Our preliminary in vivo results confirm the previous in vitro ones: group A's regimen retained its ability to reduce PAF production while group B's regimen seems to enhance it. Further studies are needed to confirm these results and to unveil any possible clinical implications of anti-PAF activity of HAART.



This work was supported by a grant from the Hellenic Society for the Research, Study and Education in Infectious Diseases.

Authors’ Affiliations

Faculty of Chemistry, University of Athens, Athens, Greece
3rd Internal Medicine Department – Infectious Diseases Unit, Red Cross General Hospital, Athens, Greece
Department of Science Nutrition-Dietetics, Harokopio University, Athens, Greece


  1. Tsoupras B, et al: Anti-platelet activating factor (PAF) effects of HAART: A new insight in the drug therapy of HIV infection.

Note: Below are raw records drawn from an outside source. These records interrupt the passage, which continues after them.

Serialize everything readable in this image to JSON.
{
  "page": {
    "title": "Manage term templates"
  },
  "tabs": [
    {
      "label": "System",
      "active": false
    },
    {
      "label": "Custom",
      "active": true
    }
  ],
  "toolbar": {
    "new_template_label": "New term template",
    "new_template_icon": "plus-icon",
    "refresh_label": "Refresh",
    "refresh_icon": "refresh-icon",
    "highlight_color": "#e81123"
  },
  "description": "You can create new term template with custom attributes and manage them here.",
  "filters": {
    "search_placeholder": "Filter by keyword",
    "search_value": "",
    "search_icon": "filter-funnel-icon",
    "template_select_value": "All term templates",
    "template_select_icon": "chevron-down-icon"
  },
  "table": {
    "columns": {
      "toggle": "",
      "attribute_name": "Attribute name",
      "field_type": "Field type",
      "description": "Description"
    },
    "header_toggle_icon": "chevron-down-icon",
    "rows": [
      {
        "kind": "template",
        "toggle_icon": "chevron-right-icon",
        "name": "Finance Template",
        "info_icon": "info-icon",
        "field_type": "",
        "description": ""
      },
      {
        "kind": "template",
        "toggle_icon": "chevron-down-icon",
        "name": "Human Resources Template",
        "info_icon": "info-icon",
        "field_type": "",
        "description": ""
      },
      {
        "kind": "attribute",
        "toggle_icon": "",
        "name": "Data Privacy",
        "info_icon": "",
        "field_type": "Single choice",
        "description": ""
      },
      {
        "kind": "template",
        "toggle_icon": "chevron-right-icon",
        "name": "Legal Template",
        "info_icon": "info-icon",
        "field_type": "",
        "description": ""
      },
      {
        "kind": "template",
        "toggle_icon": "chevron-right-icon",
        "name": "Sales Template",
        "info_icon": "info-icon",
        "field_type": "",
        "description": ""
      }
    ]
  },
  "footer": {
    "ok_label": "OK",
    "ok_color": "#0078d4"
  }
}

Intl Cong Drug Therapy in HIV Inf, Glasgow. Abstract P396. 12–16 Nov 2006;Google Scholar
  2. Tsoupras B, et al: Anti-platelet-activating factor effects of highly active antiretroviral therapy (HAART): A new insight in the drug therapy of HIV infection?. Aids Res Human Retroviruses. 2008,Google Scholar


© Tsoupras et al; licensee BioMed Central Ltd. 2008

This article is published under license to BioMed Central Ltd.